The owner’s responsibility is to keep their guests or the public safe while on their property.
If you are injured on someone else’s property, the property owner may be liable for your injuries as long as those injuries result from negligent maintenance of the property.
Examples of circumstances under which a property owner may be liable include:
- Slip and fall cases.
- Snow and ice accidents.
- Improper maintenance
- defective conditions
- Inadequate building security leads to injury or assault.
- Elevator and escalator accidents.
- Dog bites.
- Swimming pool accidents.
- Amusement park accidents
- Fires, water leaks, or floods
- Toxic fumes or chemicals.
- lead poisoning
- Faulty equipment or improper maintenance

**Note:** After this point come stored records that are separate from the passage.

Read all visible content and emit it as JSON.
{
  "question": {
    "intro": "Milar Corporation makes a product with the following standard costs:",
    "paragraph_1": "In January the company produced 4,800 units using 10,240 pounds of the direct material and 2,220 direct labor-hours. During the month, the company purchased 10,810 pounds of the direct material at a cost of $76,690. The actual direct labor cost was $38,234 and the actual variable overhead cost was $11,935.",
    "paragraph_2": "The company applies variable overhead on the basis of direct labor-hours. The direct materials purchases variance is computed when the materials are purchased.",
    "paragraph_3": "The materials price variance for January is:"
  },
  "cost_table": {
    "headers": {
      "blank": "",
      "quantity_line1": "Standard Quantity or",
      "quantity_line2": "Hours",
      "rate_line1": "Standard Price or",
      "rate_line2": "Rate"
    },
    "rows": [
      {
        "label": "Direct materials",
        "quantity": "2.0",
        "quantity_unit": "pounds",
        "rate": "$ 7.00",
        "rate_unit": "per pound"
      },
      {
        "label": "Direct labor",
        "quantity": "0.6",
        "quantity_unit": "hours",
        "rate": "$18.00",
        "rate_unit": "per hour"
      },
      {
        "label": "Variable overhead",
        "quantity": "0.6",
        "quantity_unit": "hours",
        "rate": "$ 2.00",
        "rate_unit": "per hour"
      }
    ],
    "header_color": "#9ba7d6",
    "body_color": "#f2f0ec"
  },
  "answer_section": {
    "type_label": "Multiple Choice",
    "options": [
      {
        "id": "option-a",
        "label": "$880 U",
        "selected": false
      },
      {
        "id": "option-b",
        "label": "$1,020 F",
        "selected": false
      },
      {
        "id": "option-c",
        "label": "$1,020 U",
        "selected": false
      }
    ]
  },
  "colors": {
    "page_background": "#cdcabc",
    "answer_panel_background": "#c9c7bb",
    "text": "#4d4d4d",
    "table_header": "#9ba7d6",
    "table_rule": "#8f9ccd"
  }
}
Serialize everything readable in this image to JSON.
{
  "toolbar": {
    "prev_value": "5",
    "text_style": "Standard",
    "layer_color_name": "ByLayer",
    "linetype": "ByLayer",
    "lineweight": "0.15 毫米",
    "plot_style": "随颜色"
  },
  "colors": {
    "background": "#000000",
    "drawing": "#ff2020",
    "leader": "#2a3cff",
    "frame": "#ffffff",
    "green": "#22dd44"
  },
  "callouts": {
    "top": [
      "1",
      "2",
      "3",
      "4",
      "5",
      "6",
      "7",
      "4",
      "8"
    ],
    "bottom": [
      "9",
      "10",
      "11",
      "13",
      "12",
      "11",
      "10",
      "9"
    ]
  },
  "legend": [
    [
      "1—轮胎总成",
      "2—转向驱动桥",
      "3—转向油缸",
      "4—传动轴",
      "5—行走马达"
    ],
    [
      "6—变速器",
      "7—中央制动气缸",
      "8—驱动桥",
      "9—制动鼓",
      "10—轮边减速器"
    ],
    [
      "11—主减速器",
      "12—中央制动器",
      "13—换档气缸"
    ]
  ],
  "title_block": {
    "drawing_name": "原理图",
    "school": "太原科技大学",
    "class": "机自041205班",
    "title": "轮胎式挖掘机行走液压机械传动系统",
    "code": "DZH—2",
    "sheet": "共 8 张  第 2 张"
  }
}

- Lack of warning signs alerting guard dogs on the property
- Inadequate landscaping maintenance, compacted brush, fallen trees

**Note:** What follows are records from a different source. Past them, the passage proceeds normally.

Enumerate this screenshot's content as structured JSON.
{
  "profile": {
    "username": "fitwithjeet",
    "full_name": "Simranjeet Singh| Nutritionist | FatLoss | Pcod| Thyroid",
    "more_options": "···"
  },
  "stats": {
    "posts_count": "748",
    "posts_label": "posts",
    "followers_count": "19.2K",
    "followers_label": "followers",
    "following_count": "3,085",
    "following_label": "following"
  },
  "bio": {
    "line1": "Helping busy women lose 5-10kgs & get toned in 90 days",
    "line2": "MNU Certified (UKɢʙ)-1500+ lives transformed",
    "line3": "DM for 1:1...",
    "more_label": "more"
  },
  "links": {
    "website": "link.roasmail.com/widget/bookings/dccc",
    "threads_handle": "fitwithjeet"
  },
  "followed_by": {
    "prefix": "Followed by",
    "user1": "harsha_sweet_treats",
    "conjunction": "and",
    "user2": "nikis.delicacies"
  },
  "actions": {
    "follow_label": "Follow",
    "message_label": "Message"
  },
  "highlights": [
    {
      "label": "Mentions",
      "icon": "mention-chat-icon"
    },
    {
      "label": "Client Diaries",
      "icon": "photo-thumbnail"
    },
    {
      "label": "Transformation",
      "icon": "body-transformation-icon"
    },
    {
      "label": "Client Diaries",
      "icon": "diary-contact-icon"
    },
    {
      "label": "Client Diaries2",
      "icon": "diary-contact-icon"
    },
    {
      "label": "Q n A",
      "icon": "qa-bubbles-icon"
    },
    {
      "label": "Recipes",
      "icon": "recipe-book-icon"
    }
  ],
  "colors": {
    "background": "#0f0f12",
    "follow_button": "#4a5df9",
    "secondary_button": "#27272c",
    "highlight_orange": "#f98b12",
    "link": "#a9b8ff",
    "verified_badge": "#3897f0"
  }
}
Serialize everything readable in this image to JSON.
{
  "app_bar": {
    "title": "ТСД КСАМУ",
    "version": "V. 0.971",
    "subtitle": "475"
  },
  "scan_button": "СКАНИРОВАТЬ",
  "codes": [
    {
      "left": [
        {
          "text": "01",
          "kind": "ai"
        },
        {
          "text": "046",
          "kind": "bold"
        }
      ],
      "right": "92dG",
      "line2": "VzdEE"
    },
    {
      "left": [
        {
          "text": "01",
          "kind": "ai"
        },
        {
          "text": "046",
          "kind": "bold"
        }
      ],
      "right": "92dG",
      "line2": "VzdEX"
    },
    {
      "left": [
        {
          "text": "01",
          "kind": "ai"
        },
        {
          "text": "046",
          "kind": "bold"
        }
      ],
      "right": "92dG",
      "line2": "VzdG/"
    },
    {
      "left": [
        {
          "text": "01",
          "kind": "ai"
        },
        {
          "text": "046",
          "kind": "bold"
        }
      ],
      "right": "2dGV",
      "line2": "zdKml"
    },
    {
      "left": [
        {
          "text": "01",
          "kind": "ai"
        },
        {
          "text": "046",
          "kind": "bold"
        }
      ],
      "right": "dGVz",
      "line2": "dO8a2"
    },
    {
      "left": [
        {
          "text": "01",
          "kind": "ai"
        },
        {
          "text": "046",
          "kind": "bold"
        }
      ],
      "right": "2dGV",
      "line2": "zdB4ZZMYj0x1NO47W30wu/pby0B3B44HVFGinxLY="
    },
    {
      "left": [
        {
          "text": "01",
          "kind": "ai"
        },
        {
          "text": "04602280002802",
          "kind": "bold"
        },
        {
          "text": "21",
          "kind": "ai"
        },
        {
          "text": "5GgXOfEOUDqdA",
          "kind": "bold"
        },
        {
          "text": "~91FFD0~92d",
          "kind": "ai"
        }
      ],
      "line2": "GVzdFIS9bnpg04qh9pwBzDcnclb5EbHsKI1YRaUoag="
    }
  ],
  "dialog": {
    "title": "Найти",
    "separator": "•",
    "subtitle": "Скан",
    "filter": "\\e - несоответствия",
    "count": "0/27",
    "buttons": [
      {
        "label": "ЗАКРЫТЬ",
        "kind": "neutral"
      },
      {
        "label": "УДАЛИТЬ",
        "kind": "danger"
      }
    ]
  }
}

- Inadequate or faulty lighting
- Improper maintenance of sidewalks, stairs, or carpets
In addition, there must be evidence that the property owner knew or should have known that the premises were unsafe and did not act to remedy them. Remember that injuries sustained on private property are also governed by property liability law.
There are two types of private property:

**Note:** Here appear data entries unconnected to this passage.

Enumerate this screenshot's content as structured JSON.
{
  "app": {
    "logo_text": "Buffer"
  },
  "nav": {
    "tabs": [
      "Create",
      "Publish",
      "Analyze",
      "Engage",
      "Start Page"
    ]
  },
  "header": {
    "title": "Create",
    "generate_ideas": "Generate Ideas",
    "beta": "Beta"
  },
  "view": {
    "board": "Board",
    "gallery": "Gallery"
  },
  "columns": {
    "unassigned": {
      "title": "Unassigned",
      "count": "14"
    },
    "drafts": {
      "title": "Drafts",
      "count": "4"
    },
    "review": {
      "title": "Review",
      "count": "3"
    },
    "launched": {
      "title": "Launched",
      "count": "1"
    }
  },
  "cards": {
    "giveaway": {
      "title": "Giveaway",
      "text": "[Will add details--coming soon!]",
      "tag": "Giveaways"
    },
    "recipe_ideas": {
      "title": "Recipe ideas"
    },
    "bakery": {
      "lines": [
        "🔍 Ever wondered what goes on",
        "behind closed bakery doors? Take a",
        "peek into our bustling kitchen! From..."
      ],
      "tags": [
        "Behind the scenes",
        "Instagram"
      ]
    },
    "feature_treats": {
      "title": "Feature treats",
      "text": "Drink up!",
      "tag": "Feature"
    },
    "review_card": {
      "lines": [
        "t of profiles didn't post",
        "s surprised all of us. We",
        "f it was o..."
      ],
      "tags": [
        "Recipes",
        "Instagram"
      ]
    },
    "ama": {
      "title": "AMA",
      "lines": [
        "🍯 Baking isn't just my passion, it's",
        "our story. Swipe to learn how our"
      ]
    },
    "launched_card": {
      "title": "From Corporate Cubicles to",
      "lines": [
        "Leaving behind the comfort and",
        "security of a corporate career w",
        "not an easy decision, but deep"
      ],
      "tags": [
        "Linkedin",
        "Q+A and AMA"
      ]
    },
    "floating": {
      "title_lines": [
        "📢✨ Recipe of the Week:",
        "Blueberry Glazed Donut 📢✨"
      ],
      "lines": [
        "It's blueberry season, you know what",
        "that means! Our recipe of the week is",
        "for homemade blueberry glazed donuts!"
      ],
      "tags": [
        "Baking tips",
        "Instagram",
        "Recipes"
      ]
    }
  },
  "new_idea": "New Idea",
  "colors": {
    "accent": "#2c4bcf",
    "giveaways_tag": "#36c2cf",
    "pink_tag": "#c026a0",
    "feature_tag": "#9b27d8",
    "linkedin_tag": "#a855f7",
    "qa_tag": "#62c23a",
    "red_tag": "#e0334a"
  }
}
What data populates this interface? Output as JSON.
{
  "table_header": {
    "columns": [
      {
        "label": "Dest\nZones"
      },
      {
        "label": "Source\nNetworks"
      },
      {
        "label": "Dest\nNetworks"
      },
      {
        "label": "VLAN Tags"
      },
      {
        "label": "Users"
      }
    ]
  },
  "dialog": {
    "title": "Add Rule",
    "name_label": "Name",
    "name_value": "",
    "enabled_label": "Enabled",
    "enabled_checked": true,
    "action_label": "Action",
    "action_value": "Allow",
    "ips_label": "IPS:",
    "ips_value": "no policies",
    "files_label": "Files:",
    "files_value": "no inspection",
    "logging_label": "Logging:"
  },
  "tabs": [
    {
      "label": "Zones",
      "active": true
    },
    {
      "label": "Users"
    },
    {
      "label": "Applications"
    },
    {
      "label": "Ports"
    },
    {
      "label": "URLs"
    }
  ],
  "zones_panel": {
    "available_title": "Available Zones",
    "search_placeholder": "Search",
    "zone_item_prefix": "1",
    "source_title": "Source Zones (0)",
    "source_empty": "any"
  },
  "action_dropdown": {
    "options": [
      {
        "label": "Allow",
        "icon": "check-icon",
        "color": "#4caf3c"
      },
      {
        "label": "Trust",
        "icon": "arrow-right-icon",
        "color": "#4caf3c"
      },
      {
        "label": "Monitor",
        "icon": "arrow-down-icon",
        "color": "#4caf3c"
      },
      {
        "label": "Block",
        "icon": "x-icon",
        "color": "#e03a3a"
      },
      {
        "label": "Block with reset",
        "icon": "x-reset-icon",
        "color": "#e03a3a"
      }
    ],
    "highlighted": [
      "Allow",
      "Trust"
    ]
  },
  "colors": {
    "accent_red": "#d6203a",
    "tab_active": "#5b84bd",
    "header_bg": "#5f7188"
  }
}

- Private property
- Capital ownership
In other words, they are owned by non-governmental legal entities to which their owners have exclusive and absolute legal rights, such as land, buildings, money, copyrights, patents, etc.
Private property may be transferred only with the consent of its owner and through due process as a sale or gift.
What is commercial property liability?
Business liability insurance protects the business and business owner in the event of a formal lawsuit or any claim from a third party. Coverage includes any financial liability incurred and expenses related to the company’s legal defense.
Commercial liability insurance is not generally required by law. Still, it can protect your business and its enthusiastic staff from being taken against you or as a renter if you cause damage to a property you rent. Some states require coverage when applying for professional licenses, such as a plumber’s license or an electrician’s.
What benefit do I get from having homeowner liability?
Although not required by law, it is crucial to have home liability insurance. It covers you against destruction or damage to your property from specific perils, such as fire, theft, and windstorms.
It also covers you for accidents that occur in the home caused by you or by members of your family (including pets in your home).
Typically, a homeowner’s insurance policy component covers accidents in your home and prevents you from paying out-of-pocket medical expenses if you’re found legally responsible.
How can homeowners’ liability insurance protect me?
Homeowners liability insurance can protect you with:
- medical bills
- Pain and suffering
- death benefits
- legal costs
- Liability coverage away from home
Many homeowners insurance companies offer discounts if you equip your home with security features, such as burglar alarms, smoke and carbon monoxide detectors, and water security systems. These security devices help protect the house from everyday hazards, reducing the likelihood that you’ll have to file a claim.
What is not covered by premises liability?
Most homeowners insurers won’t cover you if you have a pit bull or wolf hybrid. Other breeds on the blocklist typically include:
- German shepherd
- A cross mix of any of the above species.
Likewise, damage from earthquakes and floods is generally not covered by homeowners insurance.
Property liability can be confusing and not very exciting, but it is essential to understand these basic facts. Managing your insurance correctly can save you hundreds in premiums and ensure your property is well protected. And it also helps you know your rights if you get into an accident in a public or private place.